WHAT YOU HAVE TO DO
Your answer should hold every line of the records below that contains the string "these".

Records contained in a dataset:

+++

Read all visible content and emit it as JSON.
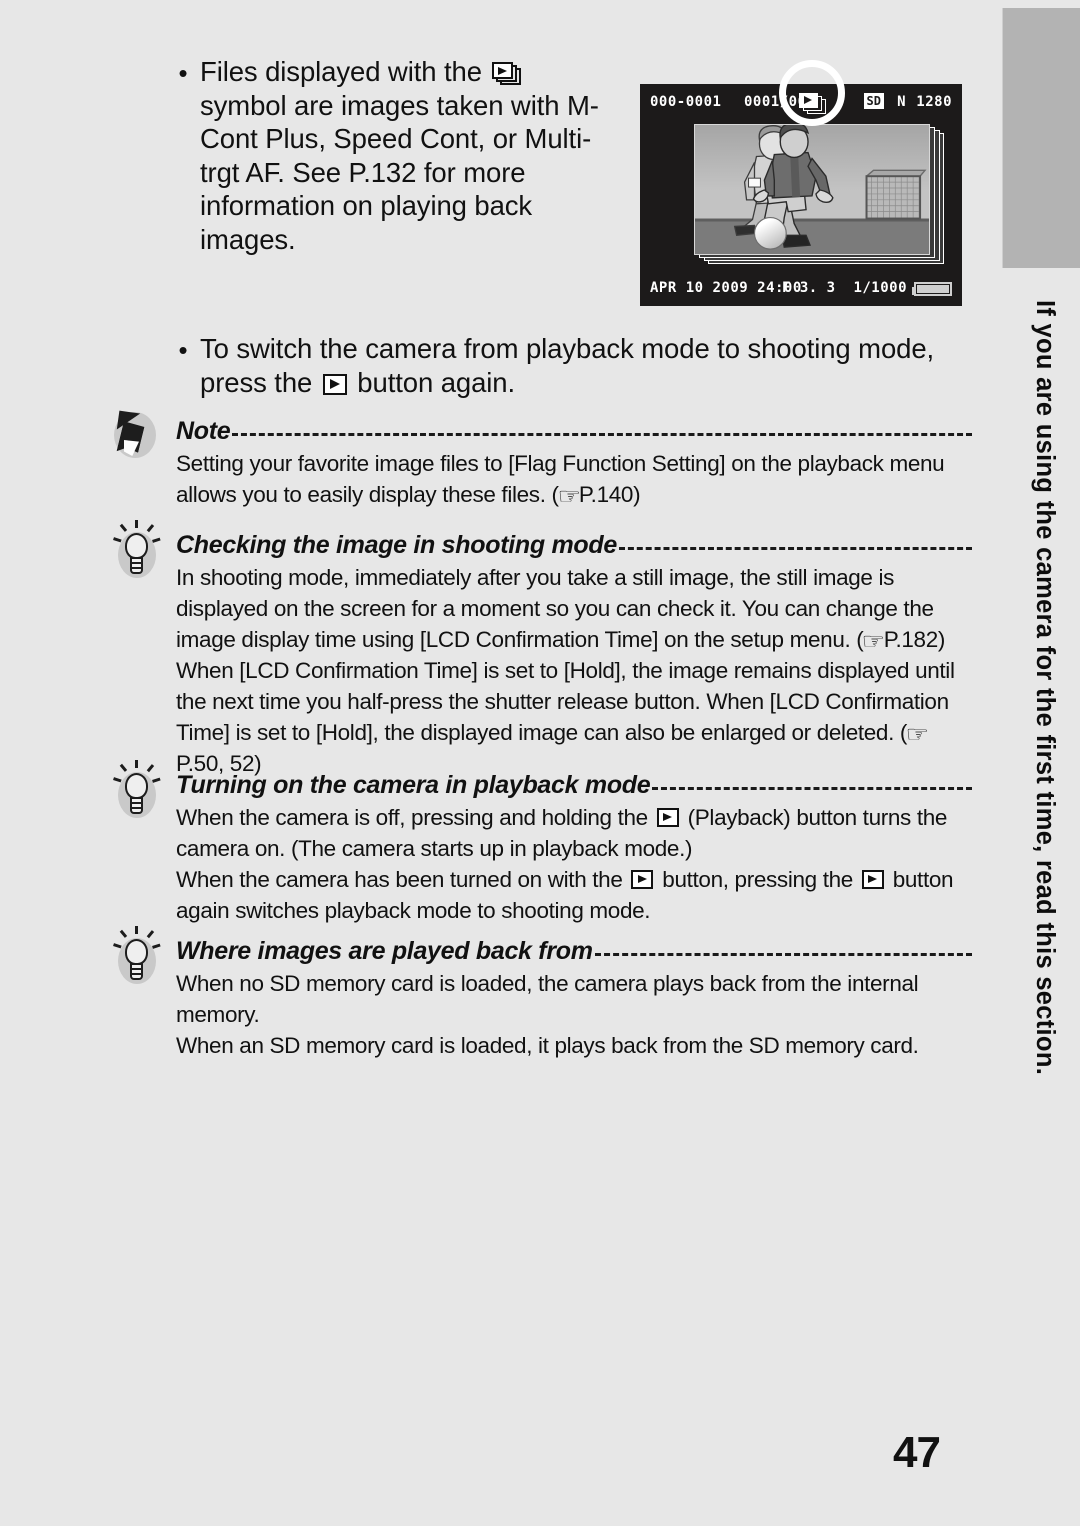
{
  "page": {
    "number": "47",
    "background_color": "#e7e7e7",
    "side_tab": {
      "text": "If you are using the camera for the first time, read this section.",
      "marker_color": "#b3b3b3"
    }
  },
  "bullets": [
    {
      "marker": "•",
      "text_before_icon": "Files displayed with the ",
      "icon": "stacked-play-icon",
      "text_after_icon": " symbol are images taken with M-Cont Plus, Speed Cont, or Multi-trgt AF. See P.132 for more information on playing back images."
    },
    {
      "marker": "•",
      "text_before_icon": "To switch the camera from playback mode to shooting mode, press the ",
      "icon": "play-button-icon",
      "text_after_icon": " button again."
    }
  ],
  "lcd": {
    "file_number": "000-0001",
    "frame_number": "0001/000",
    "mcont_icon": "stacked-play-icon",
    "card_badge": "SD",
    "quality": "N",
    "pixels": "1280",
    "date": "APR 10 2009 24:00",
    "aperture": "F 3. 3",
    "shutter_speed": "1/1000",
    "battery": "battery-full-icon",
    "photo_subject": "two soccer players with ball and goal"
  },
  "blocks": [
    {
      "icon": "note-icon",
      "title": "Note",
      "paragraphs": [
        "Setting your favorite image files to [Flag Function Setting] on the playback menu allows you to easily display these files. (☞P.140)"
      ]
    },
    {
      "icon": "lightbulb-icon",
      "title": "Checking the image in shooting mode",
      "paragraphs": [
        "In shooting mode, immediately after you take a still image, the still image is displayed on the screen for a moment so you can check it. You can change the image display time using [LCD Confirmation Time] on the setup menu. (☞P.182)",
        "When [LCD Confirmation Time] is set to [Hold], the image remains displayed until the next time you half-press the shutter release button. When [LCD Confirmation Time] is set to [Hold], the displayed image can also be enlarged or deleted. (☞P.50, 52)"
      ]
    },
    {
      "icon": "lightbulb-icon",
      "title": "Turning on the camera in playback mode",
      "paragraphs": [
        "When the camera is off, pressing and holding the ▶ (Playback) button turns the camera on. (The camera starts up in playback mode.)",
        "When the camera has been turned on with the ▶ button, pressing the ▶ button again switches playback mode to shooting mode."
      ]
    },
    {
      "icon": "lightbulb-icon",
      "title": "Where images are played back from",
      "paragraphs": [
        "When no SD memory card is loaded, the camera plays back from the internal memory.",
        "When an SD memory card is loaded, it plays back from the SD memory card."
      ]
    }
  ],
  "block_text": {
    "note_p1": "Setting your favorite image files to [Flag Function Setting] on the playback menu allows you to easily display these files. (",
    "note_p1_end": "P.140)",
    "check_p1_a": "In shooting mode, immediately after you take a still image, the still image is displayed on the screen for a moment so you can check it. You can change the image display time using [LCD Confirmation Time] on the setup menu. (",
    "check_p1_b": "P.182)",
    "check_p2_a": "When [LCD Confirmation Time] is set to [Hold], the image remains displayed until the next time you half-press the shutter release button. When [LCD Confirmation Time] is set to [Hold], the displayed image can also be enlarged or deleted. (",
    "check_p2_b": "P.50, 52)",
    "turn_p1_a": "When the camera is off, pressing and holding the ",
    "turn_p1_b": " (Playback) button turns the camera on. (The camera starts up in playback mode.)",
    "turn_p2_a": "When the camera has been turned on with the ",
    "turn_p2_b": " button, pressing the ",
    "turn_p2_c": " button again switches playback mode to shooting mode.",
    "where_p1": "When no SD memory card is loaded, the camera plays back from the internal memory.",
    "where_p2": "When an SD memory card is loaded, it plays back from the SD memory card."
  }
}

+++

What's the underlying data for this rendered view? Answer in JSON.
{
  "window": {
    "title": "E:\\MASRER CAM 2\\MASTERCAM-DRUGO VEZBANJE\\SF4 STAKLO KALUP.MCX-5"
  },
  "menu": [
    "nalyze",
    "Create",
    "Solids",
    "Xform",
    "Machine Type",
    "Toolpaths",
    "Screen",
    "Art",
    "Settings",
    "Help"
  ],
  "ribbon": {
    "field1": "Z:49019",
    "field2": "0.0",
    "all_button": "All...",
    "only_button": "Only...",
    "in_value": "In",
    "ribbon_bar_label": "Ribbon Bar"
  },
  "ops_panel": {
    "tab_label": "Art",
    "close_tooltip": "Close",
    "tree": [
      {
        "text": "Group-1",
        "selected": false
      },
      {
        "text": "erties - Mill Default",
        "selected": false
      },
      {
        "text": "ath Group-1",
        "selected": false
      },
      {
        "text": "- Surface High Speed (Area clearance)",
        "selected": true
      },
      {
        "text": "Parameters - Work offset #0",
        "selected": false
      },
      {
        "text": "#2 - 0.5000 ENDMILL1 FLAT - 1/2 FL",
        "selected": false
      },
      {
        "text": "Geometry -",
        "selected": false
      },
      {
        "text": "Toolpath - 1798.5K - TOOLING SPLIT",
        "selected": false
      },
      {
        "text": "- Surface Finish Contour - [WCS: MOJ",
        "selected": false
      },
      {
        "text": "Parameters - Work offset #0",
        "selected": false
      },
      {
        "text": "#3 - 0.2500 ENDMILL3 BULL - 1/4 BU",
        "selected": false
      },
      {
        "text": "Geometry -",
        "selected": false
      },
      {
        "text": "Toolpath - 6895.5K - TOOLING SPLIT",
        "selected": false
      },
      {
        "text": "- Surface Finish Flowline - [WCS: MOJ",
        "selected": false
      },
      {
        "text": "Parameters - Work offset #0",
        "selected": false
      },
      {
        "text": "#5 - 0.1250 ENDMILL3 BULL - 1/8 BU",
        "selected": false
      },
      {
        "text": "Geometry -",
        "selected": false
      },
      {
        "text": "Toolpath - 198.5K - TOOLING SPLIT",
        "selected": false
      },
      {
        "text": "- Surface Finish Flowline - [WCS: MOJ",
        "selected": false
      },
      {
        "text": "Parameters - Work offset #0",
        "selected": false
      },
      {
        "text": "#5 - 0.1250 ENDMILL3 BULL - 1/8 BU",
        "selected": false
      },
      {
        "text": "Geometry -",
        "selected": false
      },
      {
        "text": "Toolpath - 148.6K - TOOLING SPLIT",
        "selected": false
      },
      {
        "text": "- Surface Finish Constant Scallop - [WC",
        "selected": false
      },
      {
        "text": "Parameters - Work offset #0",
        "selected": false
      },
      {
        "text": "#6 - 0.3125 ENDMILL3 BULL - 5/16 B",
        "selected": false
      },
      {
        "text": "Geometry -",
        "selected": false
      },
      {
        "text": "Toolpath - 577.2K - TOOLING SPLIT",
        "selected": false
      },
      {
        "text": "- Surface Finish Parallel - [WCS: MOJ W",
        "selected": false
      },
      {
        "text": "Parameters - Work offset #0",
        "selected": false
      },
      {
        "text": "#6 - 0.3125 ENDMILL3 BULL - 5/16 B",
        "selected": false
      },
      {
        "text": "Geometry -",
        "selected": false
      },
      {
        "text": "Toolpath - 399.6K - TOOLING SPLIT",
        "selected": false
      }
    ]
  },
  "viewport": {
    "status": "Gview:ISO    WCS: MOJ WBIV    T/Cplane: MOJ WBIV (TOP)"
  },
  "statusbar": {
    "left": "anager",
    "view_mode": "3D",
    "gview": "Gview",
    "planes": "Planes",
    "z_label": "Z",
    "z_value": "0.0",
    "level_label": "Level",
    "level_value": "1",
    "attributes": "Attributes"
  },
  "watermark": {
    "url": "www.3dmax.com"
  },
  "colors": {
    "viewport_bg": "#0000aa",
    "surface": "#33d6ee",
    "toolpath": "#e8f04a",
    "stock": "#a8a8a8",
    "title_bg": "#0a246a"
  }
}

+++

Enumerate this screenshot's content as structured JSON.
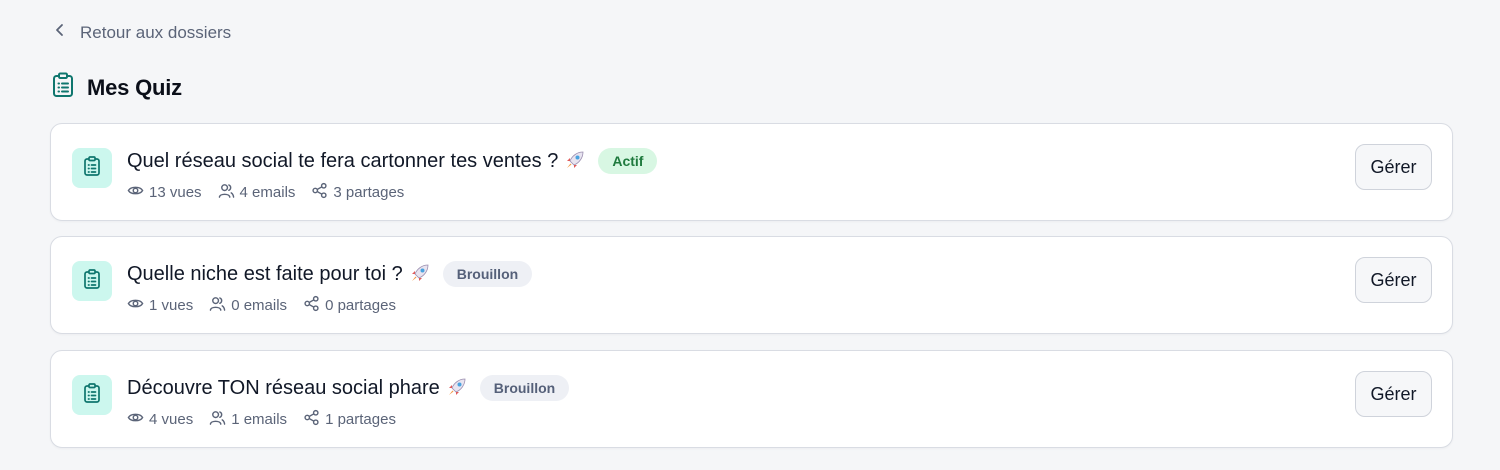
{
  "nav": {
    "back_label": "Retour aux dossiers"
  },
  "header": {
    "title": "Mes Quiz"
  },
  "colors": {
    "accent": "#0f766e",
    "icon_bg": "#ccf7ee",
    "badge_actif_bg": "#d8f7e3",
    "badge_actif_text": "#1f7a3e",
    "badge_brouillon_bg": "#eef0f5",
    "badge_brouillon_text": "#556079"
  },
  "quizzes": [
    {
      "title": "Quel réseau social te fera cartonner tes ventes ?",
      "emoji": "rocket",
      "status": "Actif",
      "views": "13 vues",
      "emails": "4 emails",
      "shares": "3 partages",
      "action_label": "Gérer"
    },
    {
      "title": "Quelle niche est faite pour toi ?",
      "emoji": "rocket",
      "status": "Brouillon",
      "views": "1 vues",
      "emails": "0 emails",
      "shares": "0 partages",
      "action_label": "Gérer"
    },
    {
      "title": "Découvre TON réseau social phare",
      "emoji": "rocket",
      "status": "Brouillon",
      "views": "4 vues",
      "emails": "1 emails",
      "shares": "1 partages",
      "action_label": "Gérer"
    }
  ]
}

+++

TASK RESPONSE
        "Setting your favorite image files to [Flag Function Setting] on the playback menu allows you to easily display these files. (☞P.140)"
    "note_p1": "Setting your favorite image files to [Flag Function Setting] on the playback menu allows you to easily display these files. (",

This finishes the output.